The head of a Saskatoon youth program says teens are a valuable resource when it comes to stopping youth violence.

The Executive Director of the Restorative Action Program (RAP), Winston Blake, says teenagers are generally the best-informed people in a school, especially in the era of social media. He says teens can often prevent problems before they start.

"The last people to ever know there's a problem are the adults in the community," Blake said. "That's why I think it's very, very important that we teach people that they have a responsibility and a duty to come forward."

RAP Saskatoon, or Restorative Action Program, was started in 2002 as a way to stop bullying, intimidation and violence at Mount Royal Collegiate. Since then, the program has spread to seven schools across the city.

Each school has a designated RAP worker who works with teens to find non-violent ways to end conflict.

However, Blake says the group needs input from students for the system to work.

"Instead of saying, 'I'm feeling like a rat or I shouldn't be saying this,' kids should feel like they have a responsibility to come and get the help they need from a professional."

Blake says the program has been a major success in the schools that use the system. 

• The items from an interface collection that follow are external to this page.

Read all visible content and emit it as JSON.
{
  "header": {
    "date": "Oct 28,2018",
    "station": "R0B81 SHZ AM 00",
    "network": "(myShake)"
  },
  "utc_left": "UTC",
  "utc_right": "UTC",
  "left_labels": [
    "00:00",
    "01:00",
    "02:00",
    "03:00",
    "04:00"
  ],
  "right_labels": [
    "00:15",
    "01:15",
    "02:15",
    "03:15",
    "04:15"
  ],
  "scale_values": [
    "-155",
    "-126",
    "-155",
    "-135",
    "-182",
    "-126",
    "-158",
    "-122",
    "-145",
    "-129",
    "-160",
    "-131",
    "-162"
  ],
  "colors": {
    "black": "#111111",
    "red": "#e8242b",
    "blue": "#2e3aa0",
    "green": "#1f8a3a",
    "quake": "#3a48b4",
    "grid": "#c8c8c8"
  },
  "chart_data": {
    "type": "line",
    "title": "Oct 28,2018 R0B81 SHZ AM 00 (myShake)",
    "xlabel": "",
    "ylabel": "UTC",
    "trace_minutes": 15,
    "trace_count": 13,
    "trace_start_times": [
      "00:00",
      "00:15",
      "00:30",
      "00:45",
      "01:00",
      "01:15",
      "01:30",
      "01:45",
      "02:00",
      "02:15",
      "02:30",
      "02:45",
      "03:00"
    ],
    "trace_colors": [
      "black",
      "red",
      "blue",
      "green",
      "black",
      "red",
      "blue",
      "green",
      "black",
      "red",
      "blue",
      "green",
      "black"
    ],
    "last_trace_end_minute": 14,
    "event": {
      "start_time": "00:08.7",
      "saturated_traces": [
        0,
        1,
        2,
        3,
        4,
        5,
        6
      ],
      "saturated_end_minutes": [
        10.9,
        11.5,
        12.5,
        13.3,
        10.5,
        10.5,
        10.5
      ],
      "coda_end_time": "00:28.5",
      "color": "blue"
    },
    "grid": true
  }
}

"We've had so many situations in our schools where young people have felt the need to come forward to a RAP worker, and walk into the office and say, 'You know what? It's been talked about all day, there's going to be a fight after school, and I don't want to see a fight happen,' " he said. "Because of that sense of responsibility, RAP workers can come forward and have a mediation and conduct an intervention."